[Data excerpts]
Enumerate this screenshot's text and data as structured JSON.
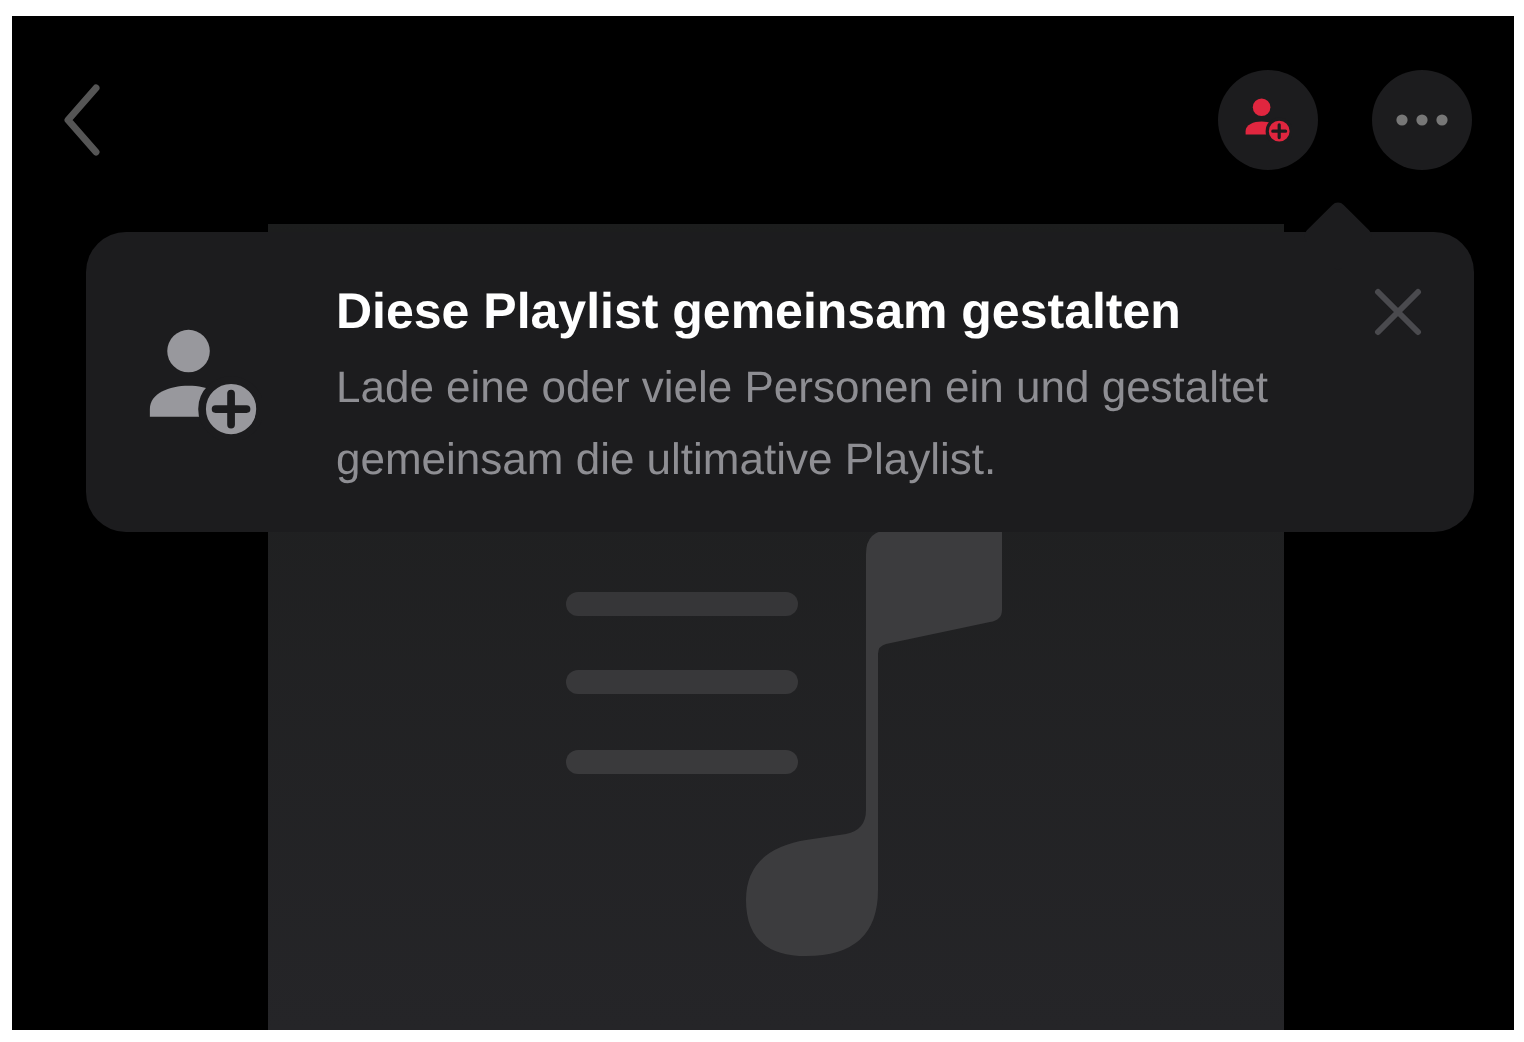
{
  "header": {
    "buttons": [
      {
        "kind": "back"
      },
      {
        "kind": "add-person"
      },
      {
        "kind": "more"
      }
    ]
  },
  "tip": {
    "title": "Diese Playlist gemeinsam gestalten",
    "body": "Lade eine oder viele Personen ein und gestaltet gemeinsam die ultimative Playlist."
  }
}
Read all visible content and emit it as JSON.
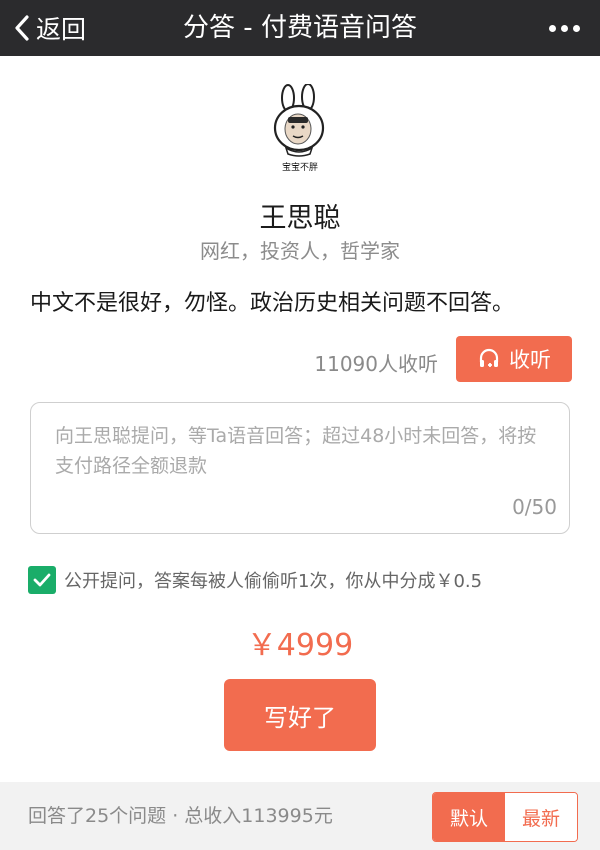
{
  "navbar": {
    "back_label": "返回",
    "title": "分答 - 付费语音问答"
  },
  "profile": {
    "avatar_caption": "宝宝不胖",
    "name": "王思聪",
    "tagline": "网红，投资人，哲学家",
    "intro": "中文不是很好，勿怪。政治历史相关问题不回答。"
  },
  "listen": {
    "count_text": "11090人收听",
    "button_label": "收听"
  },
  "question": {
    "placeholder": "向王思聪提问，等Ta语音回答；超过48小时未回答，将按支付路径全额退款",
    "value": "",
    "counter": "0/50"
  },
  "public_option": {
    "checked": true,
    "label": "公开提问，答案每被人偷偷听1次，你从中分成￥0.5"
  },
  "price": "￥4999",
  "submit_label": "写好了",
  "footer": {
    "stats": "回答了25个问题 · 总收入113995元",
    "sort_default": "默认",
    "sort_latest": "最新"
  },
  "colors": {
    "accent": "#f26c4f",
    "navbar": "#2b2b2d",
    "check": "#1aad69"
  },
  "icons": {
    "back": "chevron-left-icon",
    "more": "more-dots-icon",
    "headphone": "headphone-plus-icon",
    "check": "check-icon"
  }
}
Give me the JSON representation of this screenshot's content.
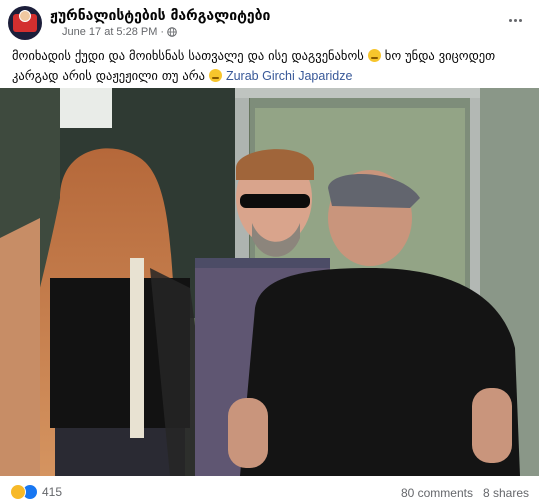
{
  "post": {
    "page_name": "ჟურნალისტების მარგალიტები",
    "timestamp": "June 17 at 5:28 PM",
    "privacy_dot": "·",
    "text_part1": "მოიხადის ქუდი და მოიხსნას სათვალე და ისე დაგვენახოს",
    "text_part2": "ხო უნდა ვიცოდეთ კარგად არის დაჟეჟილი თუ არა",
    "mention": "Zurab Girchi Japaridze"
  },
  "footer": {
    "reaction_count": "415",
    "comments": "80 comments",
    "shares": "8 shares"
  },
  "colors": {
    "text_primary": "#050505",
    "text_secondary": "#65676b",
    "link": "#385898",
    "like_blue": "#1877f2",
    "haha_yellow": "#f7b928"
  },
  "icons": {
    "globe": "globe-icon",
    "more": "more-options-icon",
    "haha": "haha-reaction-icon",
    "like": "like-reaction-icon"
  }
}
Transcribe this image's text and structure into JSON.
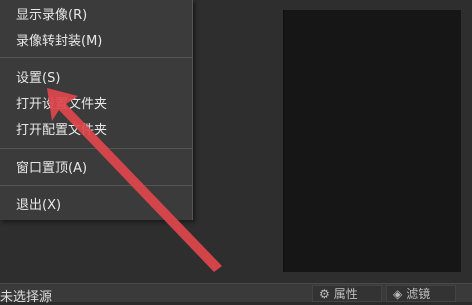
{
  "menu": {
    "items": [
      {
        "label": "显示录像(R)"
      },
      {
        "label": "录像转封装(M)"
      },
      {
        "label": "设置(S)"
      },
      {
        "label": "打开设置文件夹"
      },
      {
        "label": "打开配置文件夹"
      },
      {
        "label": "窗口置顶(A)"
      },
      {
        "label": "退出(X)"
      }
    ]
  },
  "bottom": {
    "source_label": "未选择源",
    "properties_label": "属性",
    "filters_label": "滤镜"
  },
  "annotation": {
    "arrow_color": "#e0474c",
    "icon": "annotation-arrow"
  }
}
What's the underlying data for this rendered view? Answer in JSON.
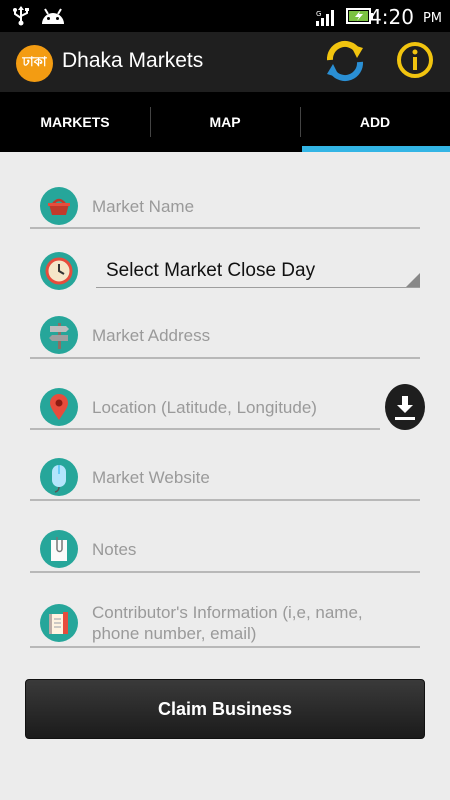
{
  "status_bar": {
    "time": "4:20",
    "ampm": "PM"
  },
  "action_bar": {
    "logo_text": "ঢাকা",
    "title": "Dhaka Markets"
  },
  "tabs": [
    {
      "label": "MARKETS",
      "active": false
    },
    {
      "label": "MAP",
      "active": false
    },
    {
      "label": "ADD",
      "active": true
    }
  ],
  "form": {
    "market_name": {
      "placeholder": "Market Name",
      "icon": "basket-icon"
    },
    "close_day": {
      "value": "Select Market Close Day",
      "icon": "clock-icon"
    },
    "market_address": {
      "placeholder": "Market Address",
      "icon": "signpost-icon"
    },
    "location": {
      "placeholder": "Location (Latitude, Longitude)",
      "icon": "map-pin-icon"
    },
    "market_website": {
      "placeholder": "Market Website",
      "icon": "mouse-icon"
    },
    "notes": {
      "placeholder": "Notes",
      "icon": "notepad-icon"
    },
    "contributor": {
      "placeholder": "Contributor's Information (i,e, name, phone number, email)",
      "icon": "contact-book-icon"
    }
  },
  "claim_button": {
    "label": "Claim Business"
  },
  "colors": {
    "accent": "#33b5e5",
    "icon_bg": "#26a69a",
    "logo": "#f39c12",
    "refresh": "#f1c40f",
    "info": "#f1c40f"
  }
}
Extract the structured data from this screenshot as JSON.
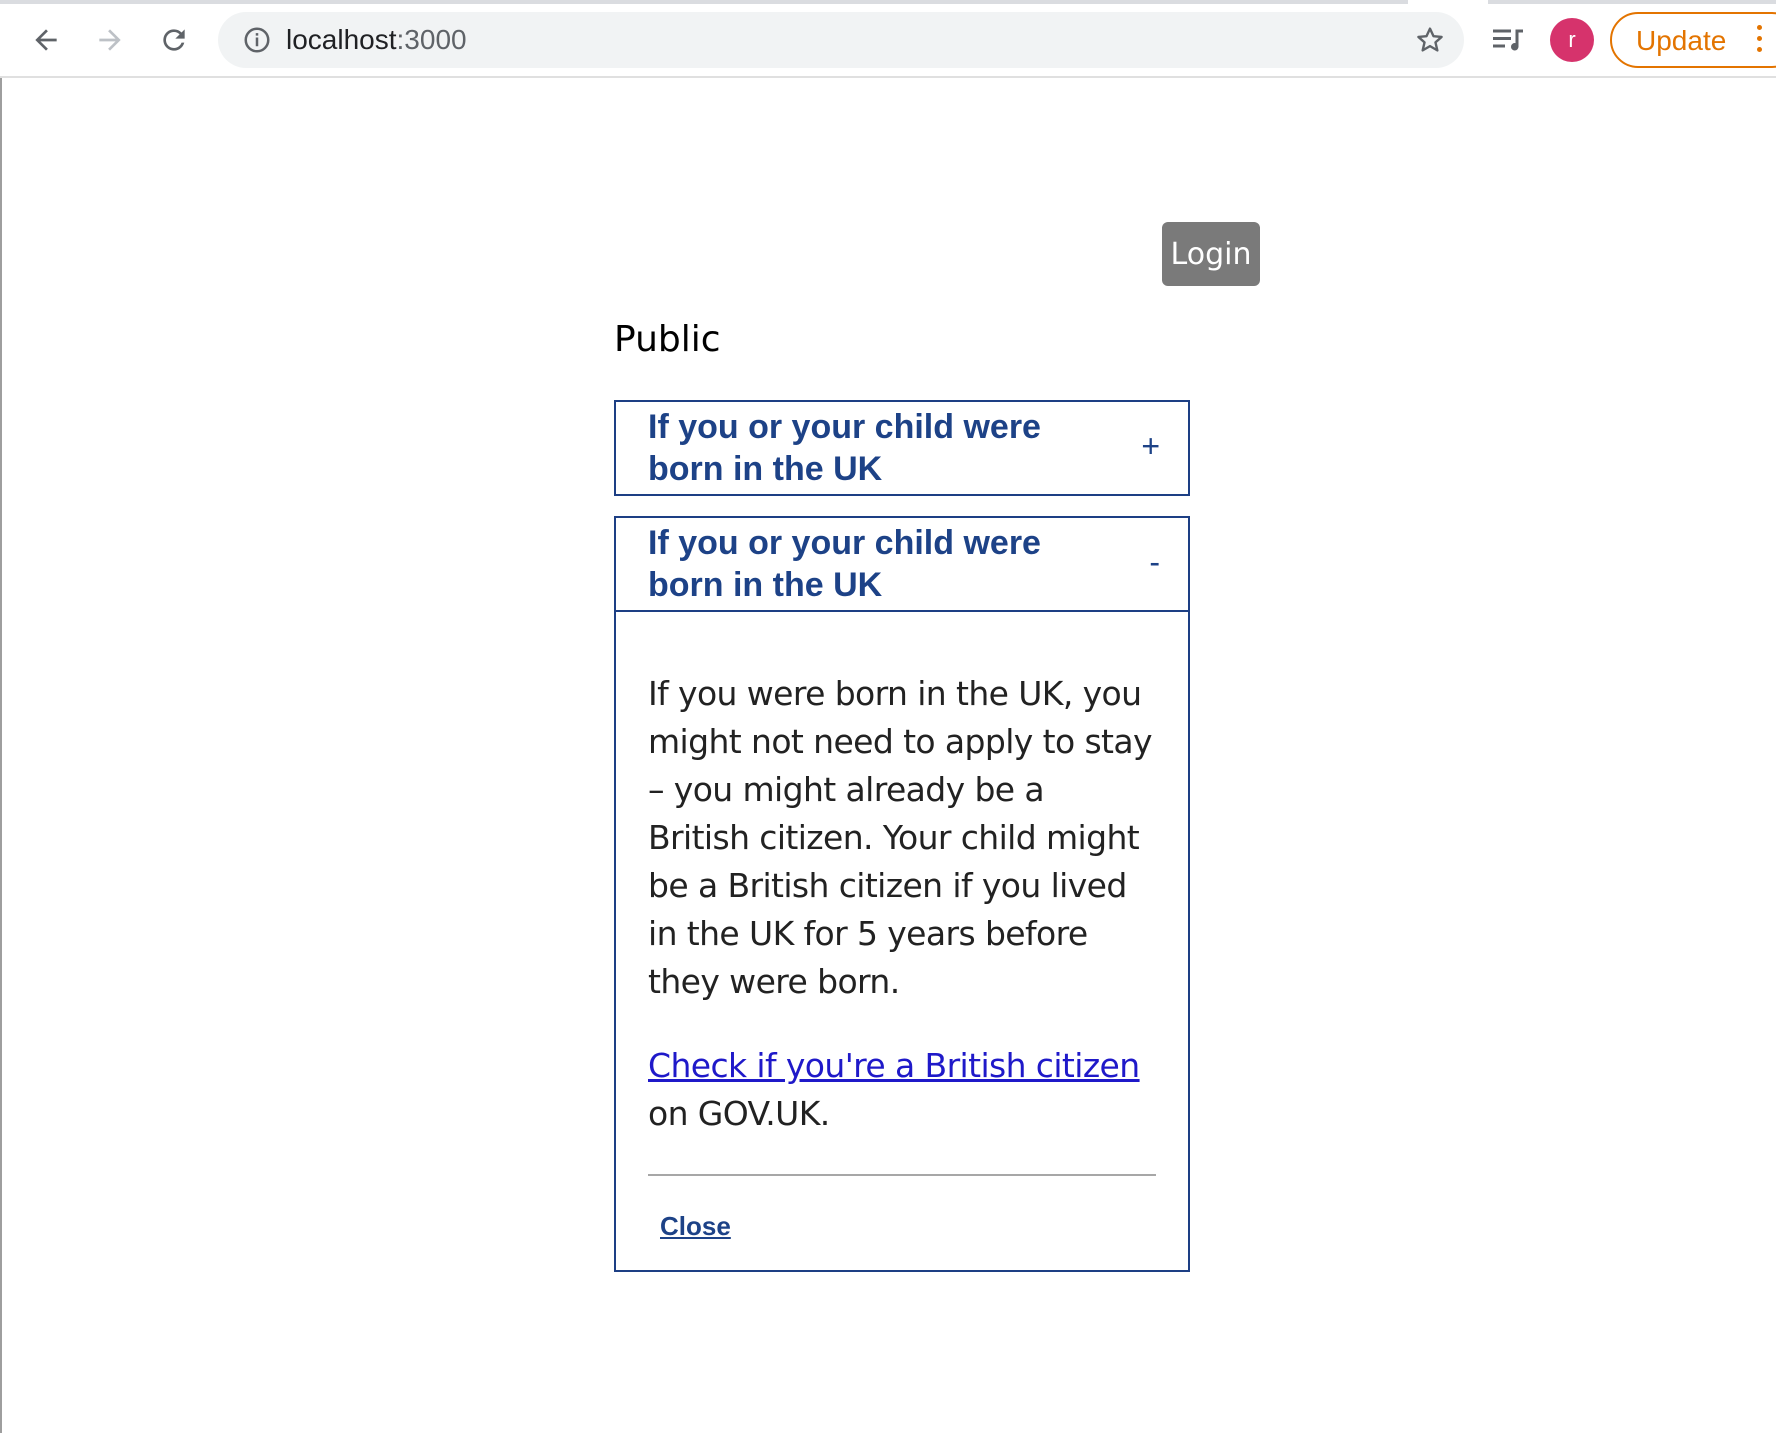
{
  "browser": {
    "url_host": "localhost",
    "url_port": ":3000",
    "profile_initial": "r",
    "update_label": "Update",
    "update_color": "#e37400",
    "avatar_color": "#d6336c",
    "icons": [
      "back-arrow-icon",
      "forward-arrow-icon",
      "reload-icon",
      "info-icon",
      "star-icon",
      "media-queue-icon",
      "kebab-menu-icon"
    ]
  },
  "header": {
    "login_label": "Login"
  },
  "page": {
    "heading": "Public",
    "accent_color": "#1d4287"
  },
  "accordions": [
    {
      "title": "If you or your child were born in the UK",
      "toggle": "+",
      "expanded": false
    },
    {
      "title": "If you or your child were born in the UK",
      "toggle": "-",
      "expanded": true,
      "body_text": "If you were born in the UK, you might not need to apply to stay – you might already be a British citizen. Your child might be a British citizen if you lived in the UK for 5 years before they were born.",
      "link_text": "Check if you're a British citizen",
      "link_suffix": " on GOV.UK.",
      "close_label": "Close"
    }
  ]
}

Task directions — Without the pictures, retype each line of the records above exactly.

Response to this exercise —
Enumerate this screenshot's text and data as structured JSON.
{
  "header": {
    "buttons": [
      {
        "kind": "back"
      },
      {
        "kind": "add-person"
      },
      {
        "kind": "more"
      }
    ]
  },
  "tip": {
    "title": "Diese Playlist gemeinsam gestalten",
    "body": "Lade eine oder viele Personen ein und gestaltet gemeinsam die ultimative Playlist."
  }
}
Read all visible content and emit it as JSON.
{
  "navbar": {
    "back_label": "返回",
    "title": "分答 - 付费语音问答"
  },
  "profile": {
    "avatar_caption": "宝宝不胖",
    "name": "王思聪",
    "tagline": "网红，投资人，哲学家",
    "intro": "中文不是很好，勿怪。政治历史相关问题不回答。"
  },
  "listen": {
    "count_text": "11090人收听",
    "button_label": "收听"
  },
  "question": {
    "placeholder": "向王思聪提问，等Ta语音回答；超过48小时未回答，将按支付路径全额退款",
    "value": "",
    "counter": "0/50"
  },
  "public_option": {
    "checked": true,
    "label": "公开提问，答案每被人偷偷听1次，你从中分成￥0.5"
  },
  "price": "￥4999",
  "submit_label": "写好了",
  "footer": {
    "stats": "回答了25个问题 · 总收入113995元",
    "sort_default": "默认",
    "sort_latest": "最新"
  },
  "colors": {
    "accent": "#f26c4f",
    "navbar": "#2b2b2d",
    "check": "#1aad69"
  },
  "icons": {
    "back": "chevron-left-icon",
    "more": "more-dots-icon",
    "headphone": "headphone-plus-icon",
    "check": "check-icon"
  }
}
Give me the JSON representation of this screenshot's content.
{
  "post": {
    "page_name": "ჟურნალისტების მარგალიტები",
    "timestamp": "June 17 at 5:28 PM",
    "privacy_dot": "·",
    "text_part1": "მოიხადის ქუდი და მოიხსნას სათვალე და ისე დაგვენახოს",
    "text_part2": "ხო უნდა ვიცოდეთ კარგად არის დაჟეჟილი თუ არა",
    "mention": "Zurab Girchi Japaridze"
  },
  "footer": {
    "reaction_count": "415",
    "comments": "80 comments",
    "shares": "8 shares"
  },
  "colors": {
    "text_primary": "#050505",
    "text_secondary": "#65676b",
    "link": "#385898",
    "like_blue": "#1877f2",
    "haha_yellow": "#f7b928"
  },
  "icons": {
    "globe": "globe-icon",
    "more": "more-options-icon",
    "haha": "haha-reaction-icon",
    "like": "like-reaction-icon"
  }
}
Transcribe this image's text and structure into JSON.
{
  "menu": {
    "items": [
      {
        "label": "显示录像(R)"
      },
      {
        "label": "录像转封装(M)"
      },
      {
        "label": "设置(S)"
      },
      {
        "label": "打开设置文件夹"
      },
      {
        "label": "打开配置文件夹"
      },
      {
        "label": "窗口置顶(A)"
      },
      {
        "label": "退出(X)"
      }
    ]
  },
  "bottom": {
    "source_label": "未选择源",
    "properties_label": "属性",
    "filters_label": "滤镜"
  },
  "annotation": {
    "arrow_color": "#e0474c",
    "icon": "annotation-arrow"
  }
}
What's the underlying data for this rendered view? Answer in JSON.
{
  "status_bar": {
    "time": "4:20",
    "ampm": "PM"
  },
  "action_bar": {
    "logo_text": "ঢাকা",
    "title": "Dhaka Markets"
  },
  "tabs": [
    {
      "label": "MARKETS",
      "active": false
    },
    {
      "label": "MAP",
      "active": false
    },
    {
      "label": "ADD",
      "active": true
    }
  ],
  "form": {
    "market_name": {
      "placeholder": "Market Name",
      "icon": "basket-icon"
    },
    "close_day": {
      "value": "Select Market Close Day",
      "icon": "clock-icon"
    },
    "market_address": {
      "placeholder": "Market Address",
      "icon": "signpost-icon"
    },
    "location": {
      "placeholder": "Location (Latitude, Longitude)",
      "icon": "map-pin-icon"
    },
    "market_website": {
      "placeholder": "Market Website",
      "icon": "mouse-icon"
    },
    "notes": {
      "placeholder": "Notes",
      "icon": "notepad-icon"
    },
    "contributor": {
      "placeholder": "Contributor's Information (i,e, name, phone number, email)",
      "icon": "contact-book-icon"
    }
  },
  "claim_button": {
    "label": "Claim Business"
  },
  "colors": {
    "accent": "#33b5e5",
    "icon_bg": "#26a69a",
    "logo": "#f39c12",
    "refresh": "#f1c40f",
    "info": "#f1c40f"
  }
}
Extract the structured data from this screenshot as JSON.
{
  "browser": {
    "url_host": "localhost",
    "url_port": ":3000",
    "profile_initial": "r",
    "update_label": "Update",
    "update_color": "#e37400",
    "avatar_color": "#d6336c",
    "icons": [
      "back-arrow-icon",
      "forward-arrow-icon",
      "reload-icon",
      "info-icon",
      "star-icon",
      "media-queue-icon",
      "kebab-menu-icon"
    ]
  },
  "header": {
    "login_label": "Login"
  },
  "page": {
    "heading": "Public",
    "accent_color": "#1d4287"
  },
  "accordions": [
    {
      "title": "If you or your child were born in the UK",
      "toggle": "+",
      "expanded": false
    },
    {
      "title": "If you or your child were born in the UK",
      "toggle": "-",
      "expanded": true,
      "body_text": "If you were born in the UK, you might not need to apply to stay – you might already be a British citizen. Your child might be a British citizen if you lived in the UK for 5 years before they were born.",
      "link_text": "Check if you're a British citizen",
      "link_suffix": " on GOV.UK.",
      "close_label": "Close"
    }
  ]
}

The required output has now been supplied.